=== Begin Enclosure ===

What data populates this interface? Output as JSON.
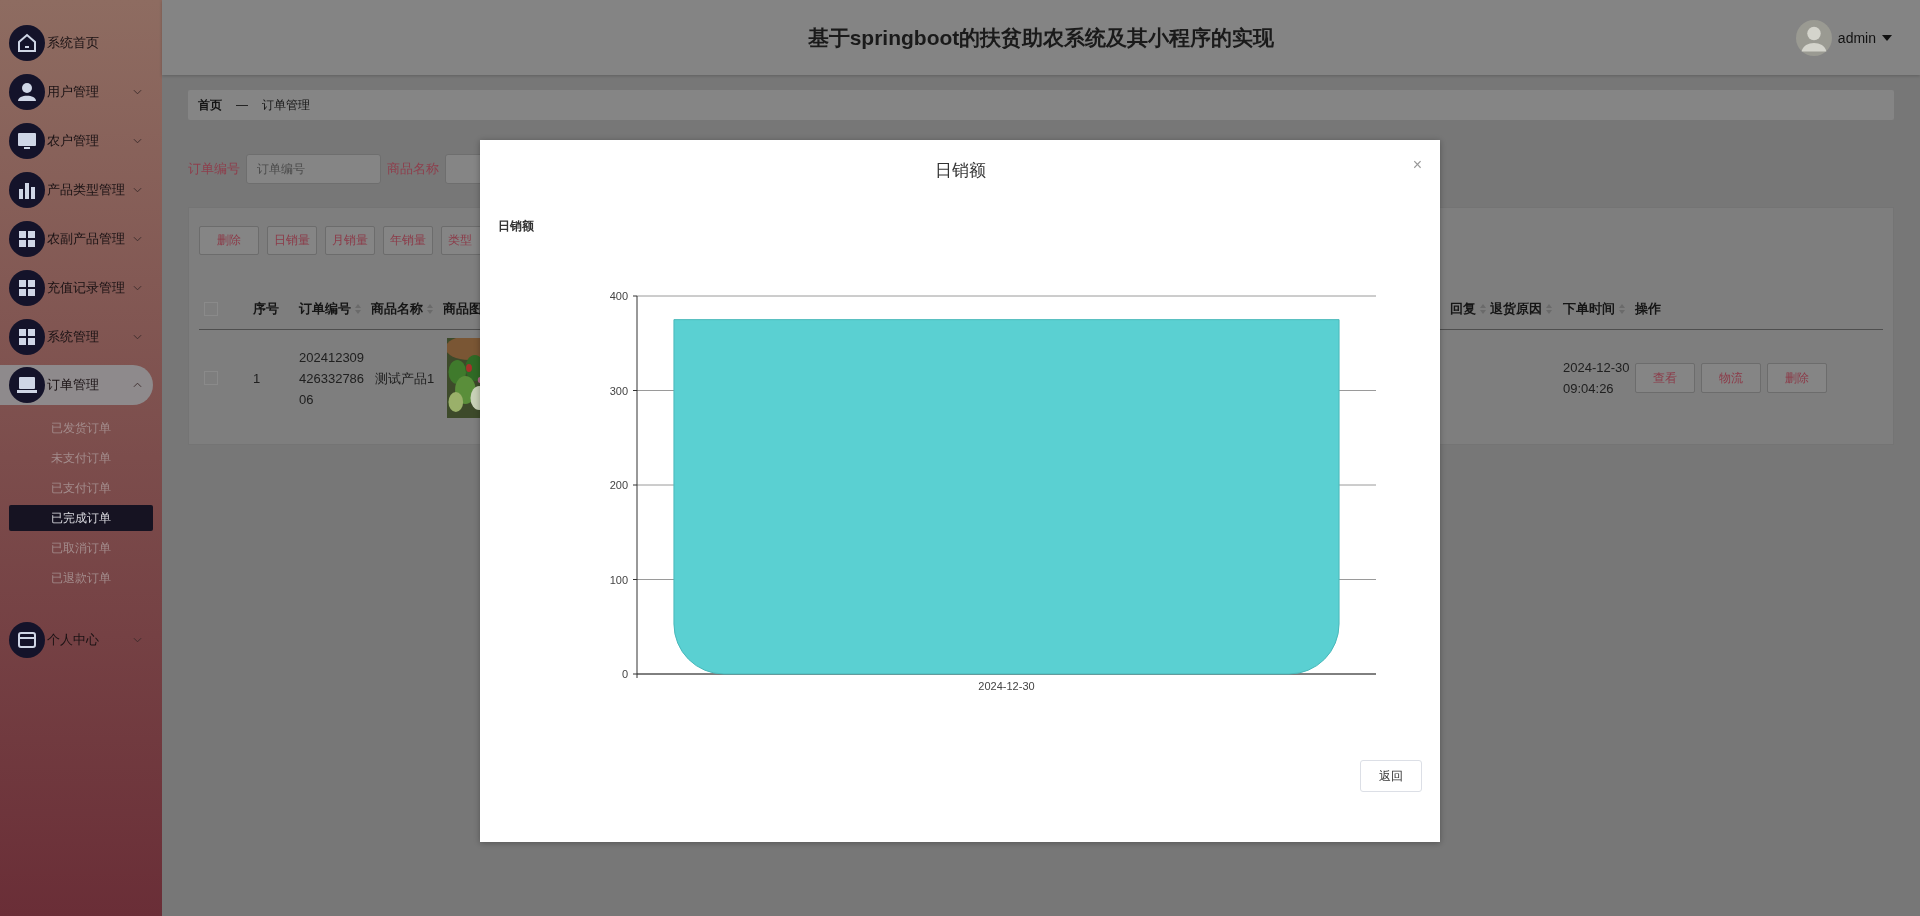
{
  "sidebar": {
    "items": [
      {
        "label": "系统首页"
      },
      {
        "label": "用户管理",
        "expanded": false
      },
      {
        "label": "农户管理",
        "expanded": false
      },
      {
        "label": "产品类型管理",
        "expanded": false
      },
      {
        "label": "农副产品管理",
        "expanded": false
      },
      {
        "label": "充值记录管理",
        "expanded": false
      },
      {
        "label": "系统管理",
        "expanded": false
      },
      {
        "label": "订单管理",
        "expanded": true,
        "children": [
          {
            "label": "已发货订单",
            "selected": false
          },
          {
            "label": "未支付订单",
            "selected": false
          },
          {
            "label": "已支付订单",
            "selected": false
          },
          {
            "label": "已完成订单",
            "selected": true
          },
          {
            "label": "已取消订单",
            "selected": false
          },
          {
            "label": "已退款订单",
            "selected": false
          }
        ]
      },
      {
        "label": "个人中心",
        "expanded": false
      }
    ]
  },
  "header": {
    "title": "基于springboot的扶贫助农系统及其小程序的实现",
    "user": "admin"
  },
  "breadcrumb": {
    "items": [
      "首页",
      "订单管理"
    ],
    "separator": "—"
  },
  "search": {
    "fields": [
      {
        "label": "订单编号",
        "placeholder": "订单编号"
      },
      {
        "label": "商品名称"
      }
    ]
  },
  "toolbar": {
    "buttons": [
      "删除",
      "日销量",
      "月销量",
      "年销量",
      "类型"
    ]
  },
  "table": {
    "select_all": {
      "checked": false
    },
    "columns_left": [
      {
        "label": "序号",
        "sortable": false
      },
      {
        "label": "订单编号",
        "sortable": true
      },
      {
        "label": "商品名称",
        "sortable": true
      },
      {
        "label": "商品图",
        "sortable": false
      }
    ],
    "columns_right": [
      {
        "label": "回复",
        "sortable": true
      },
      {
        "label": "退货原因",
        "sortable": true
      },
      {
        "label": "下单时间",
        "sortable": true
      },
      {
        "label": "操作",
        "sortable": false
      }
    ],
    "rows": [
      {
        "checked": false,
        "index": "1",
        "order_no": "20241230942633278606",
        "product": "测试产品1",
        "picture": {
          "kind": "picture"
        },
        "time": "2024-12-30 09:04:26",
        "actions": [
          "查看",
          "物流",
          "删除"
        ]
      }
    ]
  },
  "dialog": {
    "title": "日销额",
    "close": "×",
    "chart_data": {
      "type": "bar",
      "title": "日销额",
      "categories": [
        "2024-12-30"
      ],
      "values": [
        375
      ],
      "ylim": [
        0,
        400
      ],
      "grid": true,
      "yticks": [
        0,
        100,
        200,
        300,
        400
      ]
    },
    "buttons": [
      "返回"
    ]
  }
}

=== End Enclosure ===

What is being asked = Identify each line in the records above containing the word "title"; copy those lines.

Task response =
    "title": "基于springboot的扶贫助农系统及其小程序的实现",
    "title": "日销额",
      "title": "日销额",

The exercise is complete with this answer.